_Goal of the exercise_
Print the data exactly as written, but leave out each picture.

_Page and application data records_
--------

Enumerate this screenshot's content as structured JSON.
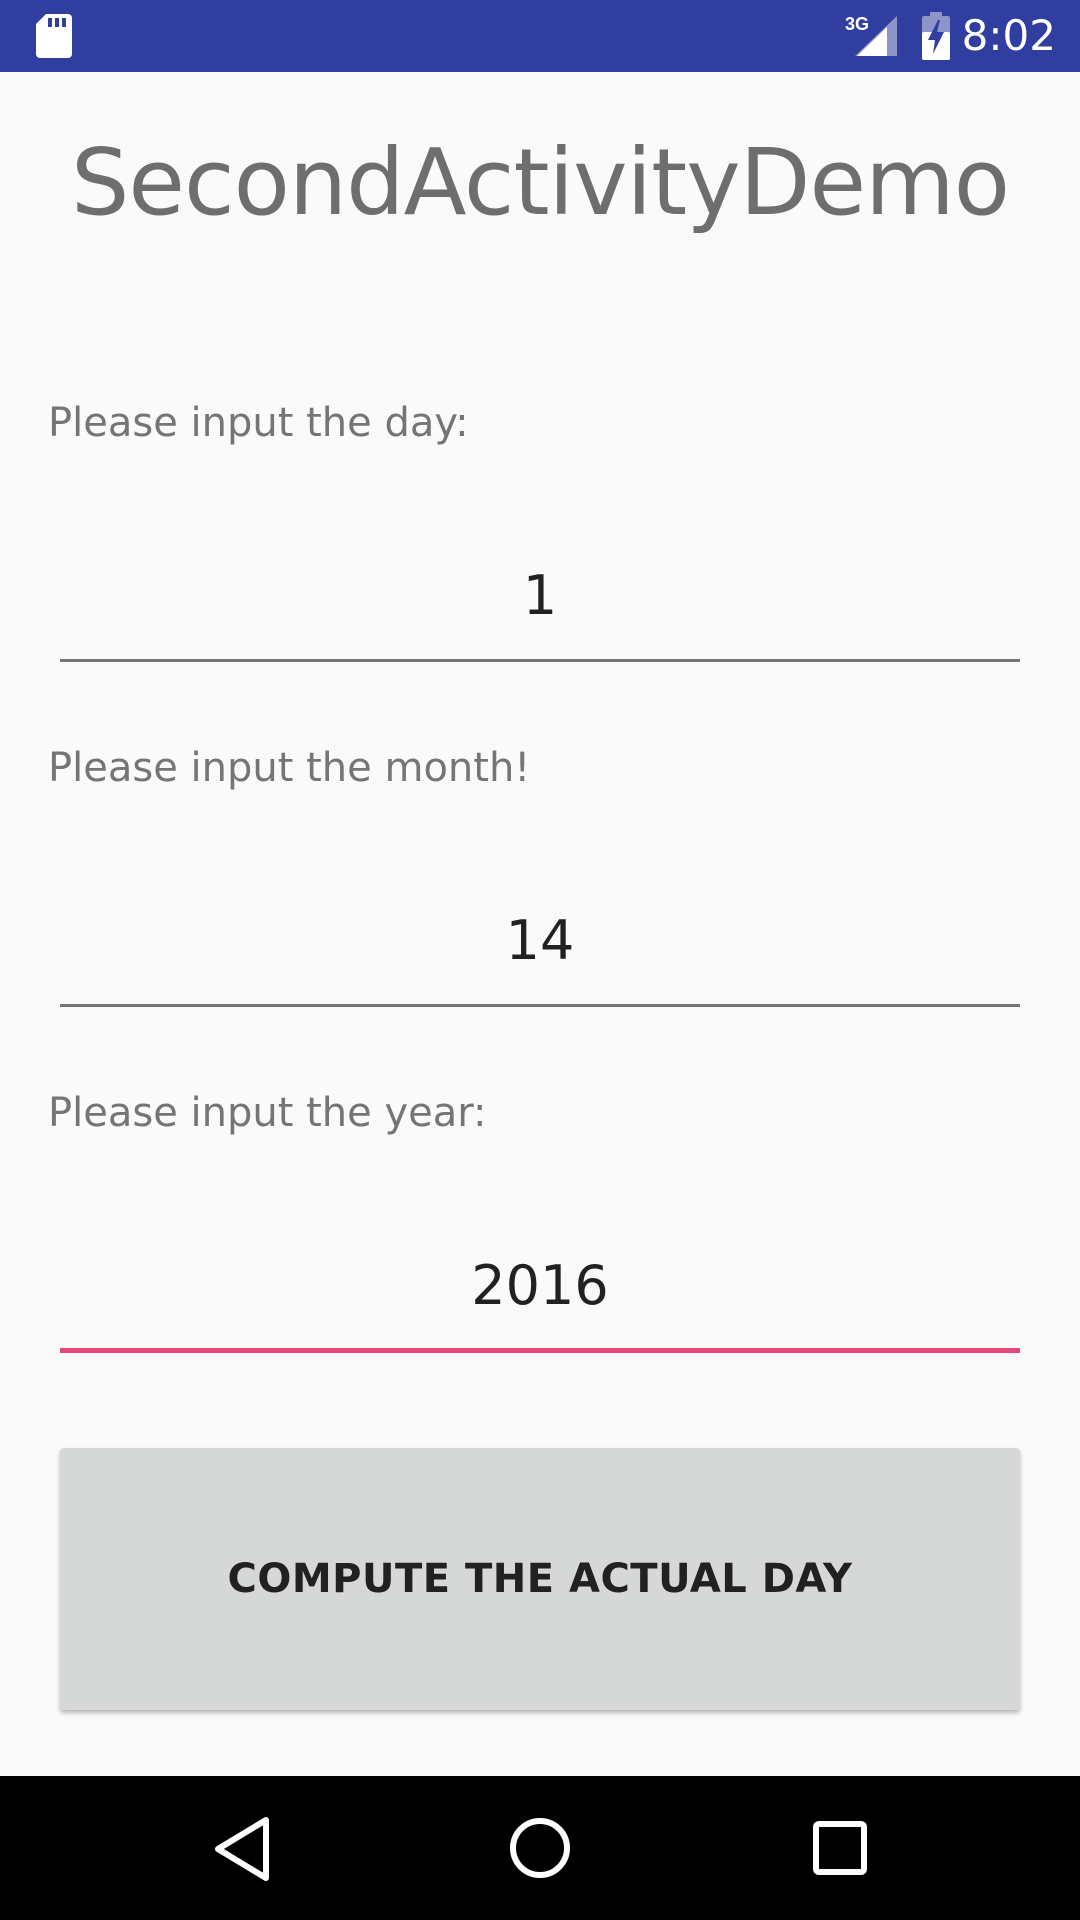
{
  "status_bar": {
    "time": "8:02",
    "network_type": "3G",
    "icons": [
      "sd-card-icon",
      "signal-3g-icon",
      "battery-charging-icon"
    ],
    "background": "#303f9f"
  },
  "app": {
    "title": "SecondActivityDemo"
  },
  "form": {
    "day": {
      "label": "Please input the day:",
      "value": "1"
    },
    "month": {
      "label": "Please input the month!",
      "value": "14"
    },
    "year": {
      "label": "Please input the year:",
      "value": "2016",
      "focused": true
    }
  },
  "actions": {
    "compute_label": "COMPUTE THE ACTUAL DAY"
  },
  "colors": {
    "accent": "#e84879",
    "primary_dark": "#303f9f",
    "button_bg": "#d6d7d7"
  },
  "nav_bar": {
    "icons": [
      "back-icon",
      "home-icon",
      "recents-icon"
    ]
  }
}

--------

_Result_
Enumerate this screenshot's content as structured JSON.
{
  "status_bar": {
    "time": "8:02",
    "network_type": "3G",
    "icons": [
      "sd-card-icon",
      "signal-3g-icon",
      "battery-charging-icon"
    ],
    "background": "#303f9f"
  },
  "app": {
    "title": "SecondActivityDemo"
  },
  "form": {
    "day": {
      "label": "Please input the day:",
      "value": "1"
    },
    "month": {
      "label": "Please input the month!",
      "value": "14"
    },
    "year": {
      "label": "Please input the year:",
      "value": "2016",
      "focused": true
    }
  },
  "actions": {
    "compute_label": "COMPUTE THE ACTUAL DAY"
  },
  "colors": {
    "accent": "#e84879",
    "primary_dark": "#303f9f",
    "button_bg": "#d6d7d7"
  },
  "nav_bar": {
    "icons": [
      "back-icon",
      "home-icon",
      "recents-icon"
    ]
  }
}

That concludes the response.